We know from the Bible that God employs all these agencies, as he sees meet, for the punishment of sin. (see 1 Kings, viii, 33, &c.) We are distinctly assured that the flood, brought about by purely natural causes, was occasioned by the heinous sins of that depraved and wicked generation. Ten righteous men would have saved Sodom, although the fires of heaven above it required only a spark to ignite them; but as there was only one righteous man, his righteousness saved only himself and the least guilty part of his family.

We believe in the Bible; we have unlimited confidence in prayer. We know that believing prayer,—prayer in the name of Christ—honest, earnest, persevering supplication, will either avert evils; or protect life and property amidst divinely sent judgments; or cause the most terrific calamities to work together for good—for securing the eternal salvation of the supplicants; so that temporal loss will become to them spiritual gain.

It would be not only unscriptural, as the merest child knows, but highly unphilosophical not to pray,—as unphilosophical here not to pray for preservation from earthquakes, as to neglect the most obvious principles of architecture in the construction of our buildings. The one is a protection against earthquakes only, the other is a protection against evil of every kind. God has many and mighty agencies at his command, with which to punish a guilty community,—but prayer and piety are invincible, because divinely appointed means of preservation.—“In six troubles he will deliver thee; yea, in seven there shall no evil touch thee.”

Phenomena Of The Month.

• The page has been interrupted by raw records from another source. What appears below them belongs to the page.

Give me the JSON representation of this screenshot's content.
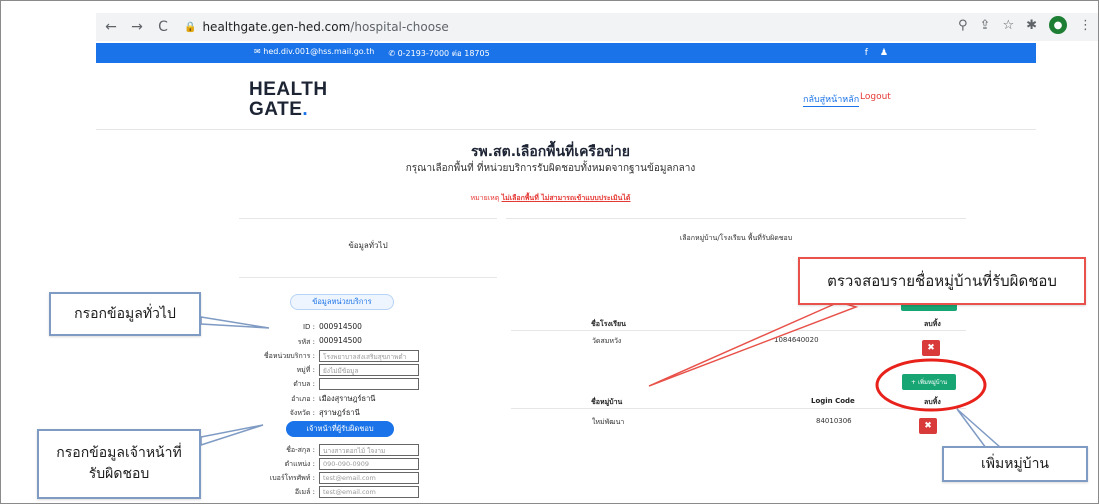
{
  "browser": {
    "url_domain": "healthgate.gen-hed.com",
    "url_path": "/hospital-choose",
    "back": "←",
    "forward": "→",
    "reload": "C"
  },
  "topbar": {
    "email": "hed.div.001@hss.mail.go.th",
    "phone": "0-2193-7000 ต่อ 18705",
    "social_f": "f",
    "social_2": "♟"
  },
  "header": {
    "logo_line1": "HEALTH",
    "logo_line2": "GATE",
    "logo_dot": ".",
    "nav_home": "กลับสู่หน้าหลัก",
    "nav_logout": "Logout"
  },
  "page": {
    "title": "รพ.สต.เลือกพื้นที่เครือข่าย",
    "subtitle": "กรุณาเลือกพื้นที่ ที่หน่วยบริการรับผิดชอบทั้งหมดจากฐานข้อมูลกลาง",
    "note_prefix": "หมายเหตุ",
    "note_link": "ไม่เลือกพื้นที่ ไม่สามารถเข้าแบบประเมินได้"
  },
  "left_panel": {
    "heading": "ข้อมูลทั่วไป",
    "unit_section": "ข้อมูลหน่วยบริการ",
    "fields": [
      {
        "label": "ID :",
        "value": "000914500"
      },
      {
        "label": "รหัส :",
        "value": "000914500"
      },
      {
        "label": "ชื่อหน่วยบริการ :",
        "value": "โรงพยาบาลส่งเสริมสุขภาพตำ"
      },
      {
        "label": "หมู่ที่ :",
        "value": "ยังไม่มีข้อมูล"
      },
      {
        "label": "ตำบล :",
        "value": ""
      },
      {
        "label": "อำเภอ :",
        "value": "เมืองสุราษฎร์ธานี"
      },
      {
        "label": "จังหวัด :",
        "value": "สุราษฎร์ธานี"
      }
    ],
    "staff_section": "เจ้าหน้าที่ผู้รับผิดชอบ",
    "staff_fields": [
      {
        "label": "ชื่อ-สกุล :",
        "value": "นางสาวดอกไม้ ใจงาม"
      },
      {
        "label": "ตำแหน่ง :",
        "value": "090-090-0909"
      },
      {
        "label": "เบอร์โทรศัพท์ :",
        "value": "test@email.com"
      },
      {
        "label": "อีเมล์ :",
        "value": "test@email.com"
      }
    ]
  },
  "right_panel": {
    "heading": "เลือกหมู่บ้าน/โรงเรียน พื้นที่รับผิดชอบ",
    "school_table": {
      "col_name": "ชื่อโรงเรียน",
      "col_delete": "ลบทิ้ง",
      "rows": [
        {
          "name": "วัดสมหวัง",
          "code": "1084640020"
        }
      ]
    },
    "add_village_button": "เพิ่มหมู่บ้าน",
    "add_village_plus": "+",
    "village_table": {
      "col_name": "ชื่อหมู่บ้าน",
      "col_code": "Login Code",
      "col_delete": "ลบทิ้ง",
      "rows": [
        {
          "name": "ใหม่พัฒนา",
          "code": "84010306"
        }
      ]
    },
    "delete_icon": "✖"
  },
  "annotations": {
    "general_info": "กรอกข้อมูลทั่วไป",
    "staff_info_line1": "กรอกข้อมูลเจ้าหน้าที่",
    "staff_info_line2": "รับผิดชอบ",
    "check_villages": "ตรวจสอบรายชื่อหมู่บ้านที่รับผิดชอบ",
    "add_village": "เพิ่มหมู่บ้าน"
  },
  "colors": {
    "brand_blue": "#1a73e8",
    "danger_red": "#d93a3a",
    "teal": "#18a574",
    "callout_border": "#7f9bc4",
    "annotation_red": "#e8524a"
  }
}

October, 1848, will long be remembered in this settlement. Earthquakes are not like the storms of page 178 winter, annual visitations, and hence beyond some very slight vibrations, we have felt no return of these awful phenomena. We have had, however, some severe storms of wind and rain, followed in some localities by very high floods. In the Hutt, these floods threaten to be more destructive than all the earthquakes they have experienced. Many of the houses were filled a foot deep with water. One or two more such floods, it is said, would sweep away the new bridge, endanger the Wesleyan Chapel, and render Mr. Swainson's house uninhabitable. These evils, we are informed, have been either caused, or greatly aggravated, by the settlers filling up the natural water-courses with fallen trees and brushwood. It is not our province to discuss the clearing of land, or the principles of drainage; but our religion inculcates such principles as “Not slothful in business.” “Be thou careful to know the state, &c.” “Wisdom is profitable to direct.” “He will guide his affairs with discretion.” And looking at the fearful devastation which the river has produced, if the causes assigned are the true ones, it occurred to us, that both the settlers and the authorities might ponder with advantage the reflections of the Hebrew sage, (Pro. xxiv. 30—34.) as he went by the field of the slothful, and the vineyard of the man void of understanding.

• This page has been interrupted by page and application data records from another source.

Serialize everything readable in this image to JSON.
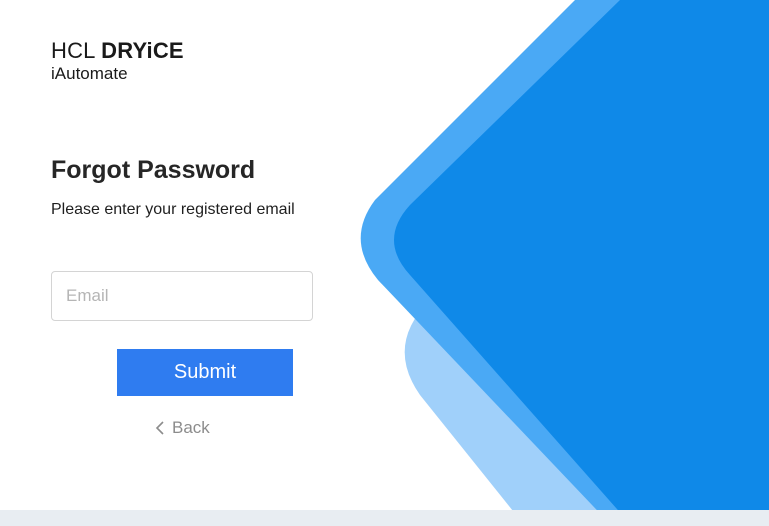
{
  "brand": {
    "company": "HCL",
    "product": "DRYiCE",
    "app_name": "iAutomate"
  },
  "form": {
    "title": "Forgot Password",
    "subtitle": "Please enter your registered email",
    "email_placeholder": "Email",
    "submit_label": "Submit",
    "back_label": "Back"
  },
  "colors": {
    "primary": "#2f7cf0",
    "shape_dark": "#0f89e8",
    "shape_mid": "#4aa9f5",
    "shape_light": "#a0d0fa",
    "footer": "#e8edf2"
  },
  "icons": {
    "back": "chevron-left-icon"
  }
}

For three long months the Tararua range of mountains has been constantly covered with a mantle white as wool; but now Spring, breathing soft gales from the warm sunny north, has dissolved the snows, and the mountains are lifting their green heads to the sky. Life, vegetable and animal, is strong in forests, fields, and gardens. The husbandman is committing precious seeds of every kind to the bosom of the earth, in the confident hope, with God's blessing, of a plentiful return, when the winds of autumn shall breathe over the fields; and he will hardly be disappointed.

Young readers! remember, this is the spring time of your existence, the most important period of your page 179 life; if you lose it in idleness, or spend it sowing the seeds of sin and folly, no future diligence will fully compensate your losses. Of all other seasons of life,—

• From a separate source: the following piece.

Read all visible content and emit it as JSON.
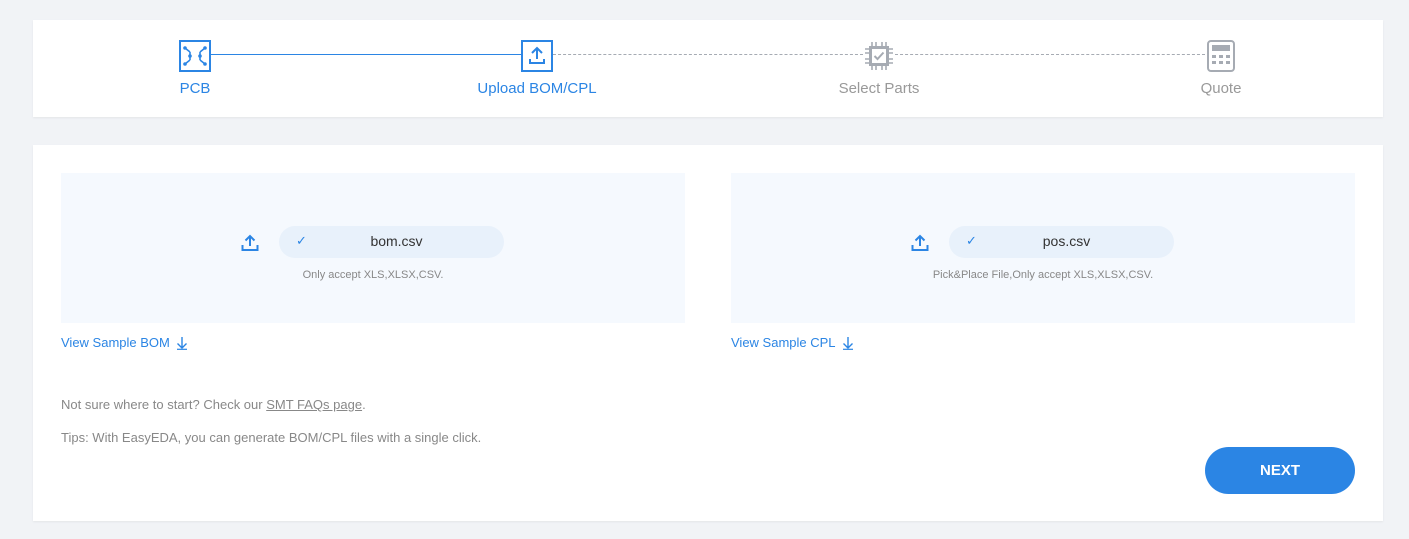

“This is the season fair of living well,
The path of glory, or the path of hell.”